Routers: the efficiency with which routers forward data between networks. Hopefully the dinosaur routers of today will be considered obsolete soon enough
Storage: stored data takes time to access and is under great pressure due to the tremendous amount of energy used by the ever-expanding Cloud, which doesn’t remotely resemble a cloud, it’s just a bunch of energy-consuming servers sitting in highly secured buildings, sometimes in odd places like Iceland. The 3 big boys with the largest market share in this business are: Amazon Web Services (AWS), Google Cloud Platform and Microsoft Azure. We need much faster access to these essential services and much more energy-efficient server farms as the need for storage continues to grow in leaps and bounds
The Citadel by Switch is North America’s largest data center. It also happens to be conveniently located right next to Tesla’s Gigafactory in Nevada
“It has been estimated that every human creates 1.7 MB of information each second.”
Data centers are under a lot of pressure to reduce their impact on the environment
The human brain has 100 billion neurons, whose job it is to transmit information throughout the body. Think of it this way, we each have our own personal Internet. Isn’t that amazing?
In a nutshell, these are some of the hurdles that must be overcome, unless a completely new vision comes to light and replaces current thinking. Will it happen? Only time will tell. In the meantime, don’t hold your breath that 5G will dramatically change our lives. Let’s set the bar higher for 6G, much higher. Do you have what it takes to be a disrupter? Please step up pronto. The world needs you.
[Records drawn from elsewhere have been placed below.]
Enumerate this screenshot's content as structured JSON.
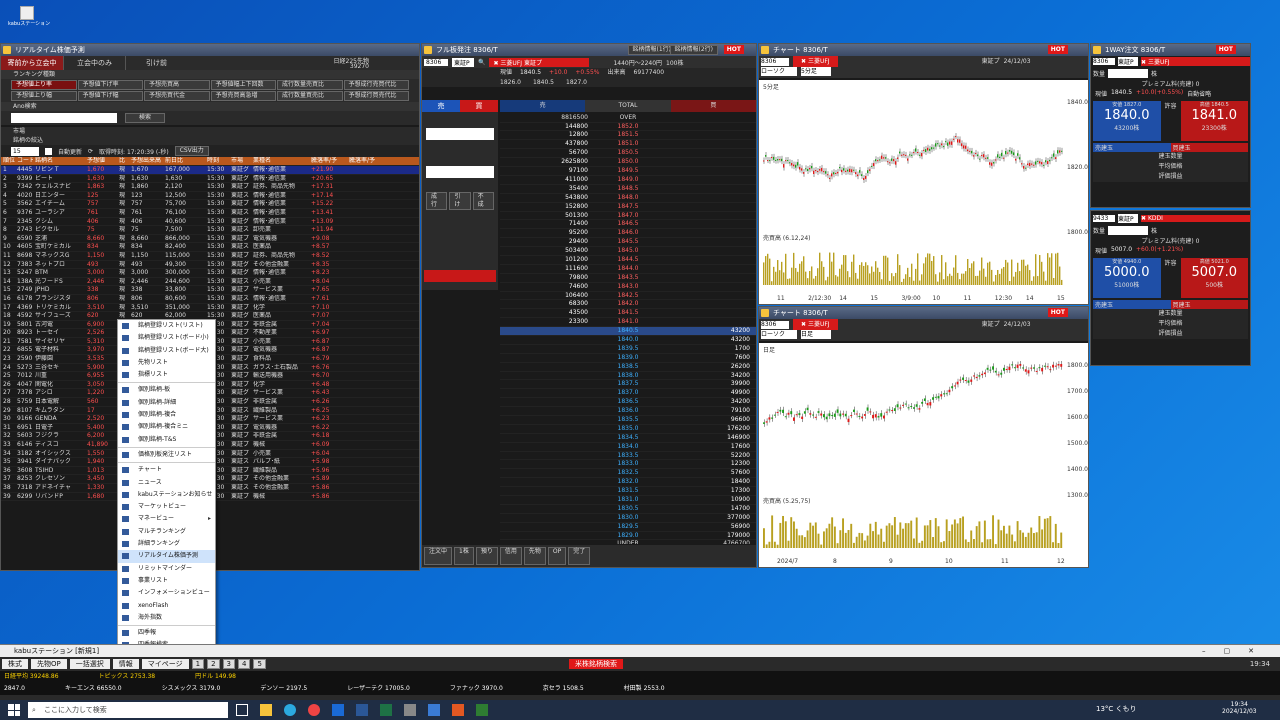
{
  "desktop": {
    "icon_label": "kabuステーション"
  },
  "ranking": {
    "title": "リアルタイム株価予測",
    "tabs": [
      "寄前から立会中",
      "立会中のみ",
      "引け前"
    ],
    "index_label": "日経225先物",
    "index_value": "39270",
    "menu_label": "ランキング種類",
    "types_row1": [
      "予想値上り率",
      "予想値下げ率",
      "予想売買高",
      "予想値幅上下回数",
      "成行数量売買比",
      "予想成行売買代比"
    ],
    "types_row2": [
      "予想値上り幅",
      "予想値下げ幅",
      "予想売買代金",
      "予想売買高急増",
      "成行数量買売比",
      "予想成行買売代比"
    ],
    "ana_label": "Ano検索",
    "search_btn": "検索",
    "market_label": "市場",
    "filter_label": "銘柄の絞込",
    "count": "15",
    "auto_label": "自動更新",
    "time_label": "取得時刻: 17:20:39 (-秒)",
    "csv": "CSV出力",
    "columns": [
      "順位",
      "コード",
      "銘柄名",
      "予想値",
      "比",
      "予想出来高",
      "前日比",
      "時刻",
      "市場",
      "業種名",
      "騰落率/予",
      "騰落率/予"
    ],
    "rows": [
      [
        "1",
        "4445",
        "リビン T",
        "1,670",
        "現",
        "1,670",
        "167,000",
        "15:30",
        "東証グ",
        "情報･通信業",
        "+21.90"
      ],
      [
        "2",
        "9399",
        "ビート",
        "1,630",
        "現",
        "1,630",
        "1,630",
        "15:30",
        "東証グ",
        "情報･通信業",
        "+20.65"
      ],
      [
        "3",
        "7342",
        "ウェルスナビ",
        "1,863",
        "現",
        "1,860",
        "2,120",
        "15:30",
        "東証プ",
        "証券、商品先物",
        "+17.31"
      ],
      [
        "4",
        "4020",
        "日エンター",
        "125",
        "現",
        "123",
        "12,500",
        "15:30",
        "東証ス",
        "情報･通信業",
        "+17.14"
      ],
      [
        "5",
        "3562",
        "エイチーム",
        "757",
        "現",
        "757",
        "75,700",
        "15:30",
        "東証プ",
        "情報･通信業",
        "+15.22"
      ],
      [
        "6",
        "9376",
        "ユーラシア",
        "761",
        "現",
        "761",
        "76,100",
        "15:30",
        "東証ス",
        "情報･通信業",
        "+13.41"
      ],
      [
        "7",
        "2345",
        "クシム",
        "406",
        "現",
        "406",
        "40,600",
        "15:30",
        "東証グ",
        "情報･通信業",
        "+13.09"
      ],
      [
        "8",
        "2743",
        "ピクセル",
        "75",
        "現",
        "75",
        "7,500",
        "15:30",
        "東証ス",
        "卸売業",
        "+11.94"
      ],
      [
        "9",
        "6590",
        "芝浦",
        "8,660",
        "現",
        "8,660",
        "866,000",
        "15:30",
        "東証プ",
        "電気機器",
        "+9.08"
      ],
      [
        "10",
        "4605",
        "宝町ケミカル",
        "834",
        "現",
        "834",
        "82,400",
        "15:30",
        "東証ス",
        "医薬品",
        "+8.57"
      ],
      [
        "11",
        "8698",
        "マネックスG",
        "1,150",
        "現",
        "1,150",
        "115,000",
        "15:30",
        "東証プ",
        "証券、商品先物",
        "+8.52"
      ],
      [
        "12",
        "7383",
        "ネットプロ",
        "493",
        "現",
        "493",
        "49,300",
        "15:30",
        "東証グ",
        "その他金融業",
        "+8.35"
      ],
      [
        "13",
        "5247",
        "BTM",
        "3,000",
        "現",
        "3,000",
        "300,000",
        "15:30",
        "東証グ",
        "情報･通信業",
        "+8.23"
      ],
      [
        "14",
        "138A",
        "光フードS",
        "2,446",
        "現",
        "2,446",
        "244,600",
        "15:30",
        "東証ス",
        "小売業",
        "+8.04"
      ],
      [
        "15",
        "2749",
        "JPHD",
        "338",
        "現",
        "338",
        "33,800",
        "15:30",
        "東証プ",
        "サービス業",
        "+7.65"
      ],
      [
        "16",
        "6178",
        "ブランジスタ",
        "806",
        "現",
        "806",
        "80,600",
        "15:30",
        "東証ス",
        "情報･通信業",
        "+7.61"
      ],
      [
        "17",
        "4369",
        "トリケミカル",
        "3,510",
        "現",
        "3,510",
        "351,000",
        "15:30",
        "東証プ",
        "化学",
        "+7.10"
      ],
      [
        "18",
        "4592",
        "サイフューズ",
        "620",
        "現",
        "620",
        "62,000",
        "15:30",
        "東証グ",
        "医薬品",
        "+7.07"
      ],
      [
        "19",
        "5801",
        "古河電",
        "6,900",
        "現",
        "6,900",
        "690,000",
        "15:30",
        "東証プ",
        "非鉄金属",
        "+7.04"
      ],
      [
        "20",
        "8923",
        "トーセイ",
        "2,526",
        "現",
        "2,526",
        "252,600",
        "15:30",
        "東証プ",
        "不動産業",
        "+6.97"
      ],
      [
        "21",
        "7581",
        "サイゼリヤ",
        "5,310",
        "現",
        "5,310",
        "531,000",
        "15:30",
        "東証プ",
        "小売業",
        "+6.87"
      ],
      [
        "22",
        "6855",
        "電子材料",
        "3,970",
        "現",
        "3,970",
        "397,000",
        "15:30",
        "東証プ",
        "電気機器",
        "+6.87"
      ],
      [
        "23",
        "2590",
        "伊藤園",
        "3,535",
        "現",
        "3,535",
        "353,500",
        "15:30",
        "東証プ",
        "食料品",
        "+6.79"
      ],
      [
        "24",
        "5273",
        "三谷セキ",
        "5,900",
        "現",
        "5,900",
        "590,000",
        "15:30",
        "東証ス",
        "ガラス･土石製品",
        "+6.76"
      ],
      [
        "25",
        "7012",
        "川重",
        "6,955",
        "現",
        "6,955",
        "695,500",
        "15:30",
        "東証プ",
        "輸送用機器",
        "+6.70"
      ],
      [
        "26",
        "4047",
        "関電化",
        "3,050",
        "現",
        "3,050",
        "305,000",
        "15:30",
        "東証プ",
        "化学",
        "+6.48"
      ],
      [
        "27",
        "7378",
        "アシロ",
        "1,220",
        "現",
        "1,220",
        "122,000",
        "15:30",
        "東証グ",
        "サービス業",
        "+6.43"
      ],
      [
        "28",
        "5759",
        "日本電解",
        "560",
        "現",
        "560",
        "56,000",
        "15:30",
        "東証グ",
        "非鉄金属",
        "+6.26"
      ],
      [
        "29",
        "8107",
        "キムラタン",
        "17",
        "現",
        "17",
        "1,700",
        "15:30",
        "東証ス",
        "繊維製品",
        "+6.25"
      ],
      [
        "30",
        "9166",
        "GENDA",
        "2,520",
        "現",
        "2,520",
        "252,000",
        "15:30",
        "東証グ",
        "サービス業",
        "+6.23"
      ],
      [
        "31",
        "6951",
        "日電子",
        "5,400",
        "現",
        "5,400",
        "540,000",
        "15:30",
        "東証プ",
        "電気機器",
        "+6.22"
      ],
      [
        "32",
        "5603",
        "フジクラ",
        "6,200",
        "現",
        "6,200",
        "620,000",
        "15:30",
        "東証プ",
        "非鉄金属",
        "+6.18"
      ],
      [
        "33",
        "6146",
        "ディスコ",
        "41,890",
        "現",
        "41,890",
        "4,189,000",
        "15:30",
        "東証プ",
        "機械",
        "+6.09"
      ],
      [
        "34",
        "3182",
        "オイシックス",
        "1,550",
        "現",
        "1,550",
        "155,000",
        "15:30",
        "東証プ",
        "小売業",
        "+6.04"
      ],
      [
        "35",
        "3941",
        "ダイナパック",
        "1,940",
        "現",
        "1,940",
        "194,000",
        "15:30",
        "東証ス",
        "パルプ･紙",
        "+5.98"
      ],
      [
        "36",
        "3608",
        "TSIHD",
        "1,013",
        "現",
        "1,013",
        "101,300",
        "15:30",
        "東証プ",
        "繊維製品",
        "+5.96"
      ],
      [
        "37",
        "8253",
        "クレセゾン",
        "3,450",
        "現",
        "3,450",
        "345,000",
        "15:30",
        "東証プ",
        "その他金融業",
        "+5.89"
      ],
      [
        "38",
        "7318",
        "アドネイチャ",
        "1,330",
        "現",
        "1,330",
        "133,000",
        "15:30",
        "東証ス",
        "その他金融業",
        "+5.86"
      ],
      [
        "39",
        "6299",
        "リバンドP",
        "1,680",
        "現",
        "1,680",
        "168,000",
        "15:30",
        "東証プ",
        "機械",
        "+5.86"
      ]
    ]
  },
  "context_menu": {
    "items": [
      {
        "label": "銘柄登録リスト(リスト)",
        "sep": false
      },
      {
        "label": "銘柄登録リスト(ボード小)",
        "sep": false
      },
      {
        "label": "銘柄登録リスト(ボード大)",
        "sep": false
      },
      {
        "label": "先物リスト",
        "sep": false
      },
      {
        "label": "指標リスト",
        "sep": true
      },
      {
        "label": "個別銘柄-板",
        "sep": false
      },
      {
        "label": "個別銘柄-詳細",
        "sep": false
      },
      {
        "label": "個別銘柄-複合",
        "sep": false
      },
      {
        "label": "個別銘柄-複合ミニ",
        "sep": false
      },
      {
        "label": "個別銘柄-T&S",
        "sep": true
      },
      {
        "label": "価格別板発注リスト",
        "sep": true
      },
      {
        "label": "チャート",
        "sep": false
      },
      {
        "label": "ニュース",
        "sep": false
      },
      {
        "label": "kabuステーションお知らせ",
        "sep": false
      },
      {
        "label": "マーケットビュー",
        "sep": false
      },
      {
        "label": "マネービュー",
        "sep": false,
        "arrow": true
      },
      {
        "label": "マルチランキング",
        "sep": false
      },
      {
        "label": "詳細ランキング",
        "sep": false
      },
      {
        "label": "リアルタイム株価予測",
        "sep": false,
        "selected": true
      },
      {
        "label": "リミットマインダー",
        "sep": false
      },
      {
        "label": "事業リスト",
        "sep": false
      },
      {
        "label": "インフォメーションビュー",
        "sep": false
      },
      {
        "label": "xenoFlash",
        "sep": false
      },
      {
        "label": "海外指数",
        "sep": true
      },
      {
        "label": "四季報",
        "sep": false
      },
      {
        "label": "四季報検索",
        "sep": true
      },
      {
        "label": "オプションビュー",
        "sep": false,
        "arrow": true
      },
      {
        "label": "ミニオプションビュー(限月)",
        "sep": false,
        "arrow": true
      },
      {
        "label": "ミニオプションビュー(限週)",
        "sep": false,
        "arrow": true
      },
      {
        "label": "関連情報",
        "sep": false,
        "arrow": true
      }
    ]
  },
  "board": {
    "title": "フル板発注 8306/T",
    "code": "8306",
    "market": "東証P",
    "name": "三菱UFJ",
    "exchange": "東証プ",
    "btn1": "銘柄情報(1行)",
    "btn2": "銘柄情報(2行)",
    "hot": "HOT",
    "range": "1440円〜2240円",
    "unit": "100株",
    "price_label": "現値",
    "price": "1840.5",
    "change": "+10.0",
    "change_pct": "+0.55%",
    "volume_label": "出来高",
    "volume": "69177400",
    "open": "1826.0",
    "high": "1840.5",
    "low": "1827.0",
    "sell": "売",
    "buy": "買",
    "market_order": "成行",
    "after": "引け",
    "unexec": "不成",
    "over": "OVER",
    "under": "UNDER",
    "total": "TOTAL",
    "over_qty": "8816500",
    "under_qty": "4766700",
    "ask": [
      [
        "144800",
        "1852.0"
      ],
      [
        "12800",
        "1851.5"
      ],
      [
        "437800",
        "1851.0"
      ],
      [
        "56700",
        "1850.5"
      ],
      [
        "2625800",
        "1850.0"
      ],
      [
        "97100",
        "1849.5"
      ],
      [
        "411000",
        "1849.0"
      ],
      [
        "35400",
        "1848.5"
      ],
      [
        "543800",
        "1848.0"
      ],
      [
        "152800",
        "1847.5"
      ],
      [
        "501300",
        "1847.0"
      ],
      [
        "71400",
        "1846.5"
      ],
      [
        "95200",
        "1846.0"
      ],
      [
        "29400",
        "1845.5"
      ],
      [
        "503400",
        "1845.0"
      ],
      [
        "101200",
        "1844.5"
      ],
      [
        "111600",
        "1844.0"
      ],
      [
        "79800",
        "1843.5"
      ],
      [
        "74600",
        "1843.0"
      ],
      [
        "106400",
        "1842.5"
      ],
      [
        "68300",
        "1842.0"
      ],
      [
        "43500",
        "1841.5"
      ],
      [
        "23300",
        "1841.0"
      ]
    ],
    "bid": [
      [
        "1840.5",
        "43200"
      ],
      [
        "1840.0",
        "43200"
      ],
      [
        "1839.5",
        "1700"
      ],
      [
        "1839.0",
        "7600"
      ],
      [
        "1838.5",
        "26200"
      ],
      [
        "1838.0",
        "34200"
      ],
      [
        "1837.5",
        "39900"
      ],
      [
        "1837.0",
        "49900"
      ],
      [
        "1836.5",
        "34200"
      ],
      [
        "1836.0",
        "79100"
      ],
      [
        "1835.5",
        "96600"
      ],
      [
        "1835.0",
        "176200"
      ],
      [
        "1834.5",
        "146900"
      ],
      [
        "1834.0",
        "17600"
      ],
      [
        "1833.5",
        "52200"
      ],
      [
        "1833.0",
        "12300"
      ],
      [
        "1832.5",
        "57600"
      ],
      [
        "1832.0",
        "18400"
      ],
      [
        "1831.5",
        "17300"
      ],
      [
        "1831.0",
        "10900"
      ],
      [
        "1830.5",
        "14700"
      ],
      [
        "1830.0",
        "377000"
      ],
      [
        "1829.5",
        "56900"
      ],
      [
        "1829.0",
        "179000"
      ]
    ],
    "bottom_tabs": [
      "注文中",
      "1株",
      "預り",
      "信用",
      "先物",
      "OP",
      "完了"
    ]
  },
  "chart1": {
    "title": "チャート 8306/T",
    "name": "三菱UFJ",
    "market": "東証プ",
    "date": "24/12/03",
    "type": "ローソク",
    "interval": "5分足",
    "label": "5分足",
    "vol_label": "売買高 (6.12,24)",
    "yticks": [
      "1840.0",
      "1820.0",
      "1800.0"
    ],
    "xticks": [
      "11",
      "2/12:30",
      "14",
      "15",
      "3/9:00",
      "10",
      "11",
      "12:30",
      "14",
      "15"
    ]
  },
  "chart2": {
    "title": "チャート 8306/T",
    "name": "三菱UFJ",
    "market": "東証プ",
    "date": "24/12/03",
    "type": "ローソク",
    "interval": "日足",
    "label": "日足",
    "vol_label": "売買高 (5.25,75)",
    "yticks": [
      "1800.0",
      "1700.0",
      "1600.0",
      "1500.0",
      "1400.0",
      "1300.0"
    ],
    "xticks": [
      "2024/7",
      "8",
      "9",
      "10",
      "11",
      "12"
    ]
  },
  "order1": {
    "title": "1WAY注文 8306/T",
    "code": "8306",
    "market": "東証P",
    "name": "三菱UFJ",
    "qty_label": "数量",
    "unit": "株",
    "premium_label": "プレミアム料(売建)",
    "premium": "0",
    "cur_label": "現値",
    "cur": "1840.5",
    "change": "+10.0(+0.55%)",
    "auto": "自動省略",
    "sell_head": "安値 1827.0",
    "sell_price": "1840.0",
    "sell_qty": "43200株",
    "buy_head": "高値 1840.5",
    "buy_price": "1841.0",
    "buy_qty": "23300株",
    "jun": "許容",
    "sell_pos": "売建玉",
    "buy_pos": "買建玉",
    "r1": "建玉数量",
    "r2": "平均価格",
    "r3": "評価損益"
  },
  "order2": {
    "code": "9433",
    "market": "東証P",
    "name": "KDDI",
    "premium": "0",
    "cur": "5007.0",
    "change": "+60.0(+1.21%)",
    "sell_head": "安値 4940.0",
    "sell_price": "5000.0",
    "sell_qty": "51000株",
    "buy_head": "高値 5021.0",
    "buy_price": "5007.0",
    "buy_qty": "500株"
  },
  "toolbar": {
    "title": "kabuステーション [新規1]",
    "buttons": [
      "株式",
      "先物OP",
      "一括選択",
      "情報",
      "マイページ"
    ],
    "pages": [
      "1",
      "2",
      "3",
      "4",
      "5"
    ],
    "alert": "米株銘柄検索",
    "time": "19:34"
  },
  "ticker": {
    "items": [
      "日経平均 39248.86",
      "トピックス 2753.38",
      "円ドル 149.98"
    ]
  },
  "ticker_rows": [
    [
      "2847.0",
      "キーエンス 66550.0",
      "シスメックス 3179.0",
      "デンソー 2197.5",
      "レーザーテク 17005.0",
      "ファナック 3970.0",
      "京セラ 1508.5",
      "村田製 2553.0"
    ]
  ],
  "taskbar": {
    "search": "ここに入力して検索",
    "weather": "13°C くもり",
    "time": "19:34",
    "date": "2024/12/03"
  }
}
Mr. Musk aka Super Geek and dancer extraordinaire, what do you have to say about 6G? We’d love to hear.